YOUR TASK - What is needed here is each entry reproduced exactly, without its pictures.
(INPUT DATA)
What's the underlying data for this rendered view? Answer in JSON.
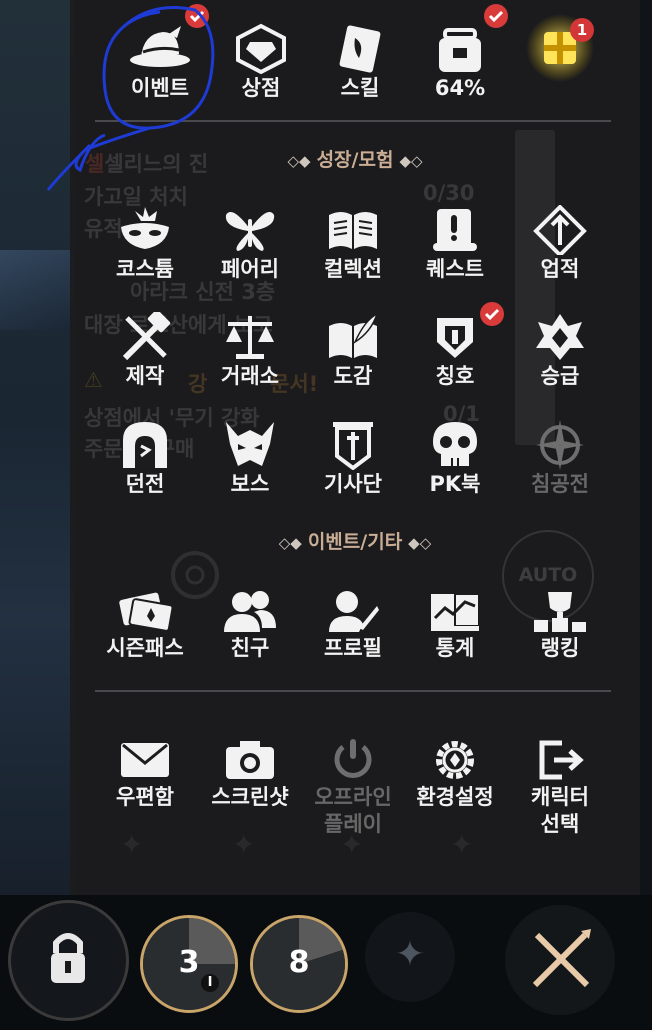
{
  "top_bar": [
    {
      "label": "이벤트",
      "icon": "hat-icon",
      "badge": "check"
    },
    {
      "label": "상점",
      "icon": "shop-icon",
      "badge": ""
    },
    {
      "label": "스킬",
      "icon": "skill-book-icon",
      "badge": ""
    },
    {
      "label": "64%",
      "icon": "bag-icon",
      "badge": "check"
    },
    {
      "label": "",
      "icon": "gift-box-icon",
      "badge": "1"
    }
  ],
  "section_growth": {
    "title": "성장/모험",
    "deco_left": "◇◆",
    "deco_right": "◆◇"
  },
  "growth_items": [
    {
      "label": "코스튬",
      "icon": "mask-icon",
      "disabled": false
    },
    {
      "label": "페어리",
      "icon": "fairy-icon",
      "disabled": false
    },
    {
      "label": "컬렉션",
      "icon": "collection-book-icon",
      "disabled": false
    },
    {
      "label": "퀘스트",
      "icon": "quest-scroll-icon",
      "disabled": false
    },
    {
      "label": "업적",
      "icon": "achievement-icon",
      "disabled": false
    },
    {
      "label": "제작",
      "icon": "craft-hammer-icon",
      "disabled": false
    },
    {
      "label": "거래소",
      "icon": "scales-icon",
      "disabled": false
    },
    {
      "label": "도감",
      "icon": "codex-book-icon",
      "disabled": false
    },
    {
      "label": "칭호",
      "icon": "title-emblem-icon",
      "disabled": false,
      "badge": "check"
    },
    {
      "label": "승급",
      "icon": "promotion-crest-icon",
      "disabled": false
    },
    {
      "label": "던전",
      "icon": "dungeon-icon",
      "disabled": false
    },
    {
      "label": "보스",
      "icon": "boss-icon",
      "disabled": false
    },
    {
      "label": "기사단",
      "icon": "knights-banner-icon",
      "disabled": false
    },
    {
      "label": "PK북",
      "icon": "skull-icon",
      "disabled": false
    },
    {
      "label": "침공전",
      "icon": "invasion-compass-icon",
      "disabled": true
    }
  ],
  "section_event": {
    "title": "이벤트/기타",
    "deco_left": "◇◆",
    "deco_right": "◆◇"
  },
  "event_items": [
    {
      "label": "시즌패스",
      "icon": "season-pass-icon"
    },
    {
      "label": "친구",
      "icon": "friends-icon"
    },
    {
      "label": "프로필",
      "icon": "profile-icon"
    },
    {
      "label": "통계",
      "icon": "statistics-icon"
    },
    {
      "label": "랭킹",
      "icon": "ranking-trophy-icon"
    }
  ],
  "system_items": [
    {
      "label": "우편함",
      "icon": "mail-icon",
      "disabled": false
    },
    {
      "label": "스크린샷",
      "icon": "camera-icon",
      "disabled": false
    },
    {
      "label": "오프라인\n플레이",
      "line1": "오프라인",
      "line2": "플레이",
      "icon": "power-icon",
      "disabled": true
    },
    {
      "label": "환경설정",
      "icon": "settings-gear-icon",
      "disabled": false
    },
    {
      "label": "캐릭터\n선택",
      "line1": "캐릭터",
      "line2": "선택",
      "icon": "exit-icon",
      "disabled": false
    }
  ],
  "background_quest_text": {
    "q1_title": "셀리느의 진",
    "q1_line1": "가고일 처치",
    "q1_line1_value": "0/30",
    "q1_line2": "유적",
    "q2_title": "아라크 신전 3층",
    "q2_line1": "대장 로르산에게 보고",
    "q3_title": "강",
    "q3_title_suffix": "문서!",
    "q3_line1": "상점에서 '무기 강화",
    "q3_line1_value": "0/1",
    "q3_line2": "주문서' 구매",
    "auto_label": "AUTO"
  },
  "hud": {
    "lock_icon": "lock-icon",
    "slot1": {
      "count": "3",
      "sub": "I"
    },
    "slot2": {
      "count": "8"
    },
    "empty_slot_icon": "sparkle-icon",
    "weapon_icon": "crossed-weapon-icon"
  },
  "colors": {
    "panel": "#1c1c1e",
    "accent_red": "#d93a3a",
    "section": "#c9ad95",
    "disabled": "#676767",
    "scribble": "#1e3bd6"
  }
}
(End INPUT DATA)
WRITTEN ANSWER -
What's the underlying data for this rendered view? Answer in JSON.
{
  "top_bar": [
    {
      "label": "이벤트",
      "icon": "hat-icon",
      "badge": "check"
    },
    {
      "label": "상점",
      "icon": "shop-icon",
      "badge": ""
    },
    {
      "label": "스킬",
      "icon": "skill-book-icon",
      "badge": ""
    },
    {
      "label": "64%",
      "icon": "bag-icon",
      "badge": "check"
    },
    {
      "label": "",
      "icon": "gift-box-icon",
      "badge": "1"
    }
  ],
  "section_growth": {
    "title": "성장/모험",
    "deco_left": "◇◆",
    "deco_right": "◆◇"
  },
  "growth_items": [
    {
      "label": "코스튬",
      "icon": "mask-icon",
      "disabled": false
    },
    {
      "label": "페어리",
      "icon": "fairy-icon",
      "disabled": false
    },
    {
      "label": "컬렉션",
      "icon": "collection-book-icon",
      "disabled": false
    },
    {
      "label": "퀘스트",
      "icon": "quest-scroll-icon",
      "disabled": false
    },
    {
      "label": "업적",
      "icon": "achievement-icon",
      "disabled": false
    },
    {
      "label": "제작",
      "icon": "craft-hammer-icon",
      "disabled": false
    },
    {
      "label": "거래소",
      "icon": "scales-icon",
      "disabled": false
    },
    {
      "label": "도감",
      "icon": "codex-book-icon",
      "disabled": false
    },
    {
      "label": "칭호",
      "icon": "title-emblem-icon",
      "disabled": false,
      "badge": "check"
    },
    {
      "label": "승급",
      "icon": "promotion-crest-icon",
      "disabled": false
    },
    {
      "label": "던전",
      "icon": "dungeon-icon",
      "disabled": false
    },
    {
      "label": "보스",
      "icon": "boss-icon",
      "disabled": false
    },
    {
      "label": "기사단",
      "icon": "knights-banner-icon",
      "disabled": false
    },
    {
      "label": "PK북",
      "icon": "skull-icon",
      "disabled": false
    },
    {
      "label": "침공전",
      "icon": "invasion-compass-icon",
      "disabled": true
    }
  ],
  "section_event": {
    "title": "이벤트/기타",
    "deco_left": "◇◆",
    "deco_right": "◆◇"
  },
  "event_items": [
    {
      "label": "시즌패스",
      "icon": "season-pass-icon"
    },
    {
      "label": "친구",
      "icon": "friends-icon"
    },
    {
      "label": "프로필",
      "icon": "profile-icon"
    },
    {
      "label": "통계",
      "icon": "statistics-icon"
    },
    {
      "label": "랭킹",
      "icon": "ranking-trophy-icon"
    }
  ],
  "system_items": [
    {
      "label": "우편함",
      "icon": "mail-icon",
      "disabled": false
    },
    {
      "label": "스크린샷",
      "icon": "camera-icon",
      "disabled": false
    },
    {
      "label": "오프라인\n플레이",
      "line1": "오프라인",
      "line2": "플레이",
      "icon": "power-icon",
      "disabled": true
    },
    {
      "label": "환경설정",
      "icon": "settings-gear-icon",
      "disabled": false
    },
    {
      "label": "캐릭터\n선택",
      "line1": "캐릭터",
      "line2": "선택",
      "icon": "exit-icon",
      "disabled": false
    }
  ],
  "background_quest_text": {
    "q1_title": "셀리느의 진",
    "q1_line1": "가고일 처치",
    "q1_line1_value": "0/30",
    "q1_line2": "유적",
    "q2_title": "아라크 신전 3층",
    "q2_line1": "대장 로르산에게 보고",
    "q3_title": "강",
    "q3_title_suffix": "문서!",
    "q3_line1": "상점에서 '무기 강화",
    "q3_line1_value": "0/1",
    "q3_line2": "주문서' 구매",
    "auto_label": "AUTO"
  },
  "hud": {
    "lock_icon": "lock-icon",
    "slot1": {
      "count": "3",
      "sub": "I"
    },
    "slot2": {
      "count": "8"
    },
    "empty_slot_icon": "sparkle-icon",
    "weapon_icon": "crossed-weapon-icon"
  },
  "colors": {
    "panel": "#1c1c1e",
    "accent_red": "#d93a3a",
    "section": "#c9ad95",
    "disabled": "#676767",
    "scribble": "#1e3bd6"
  }
}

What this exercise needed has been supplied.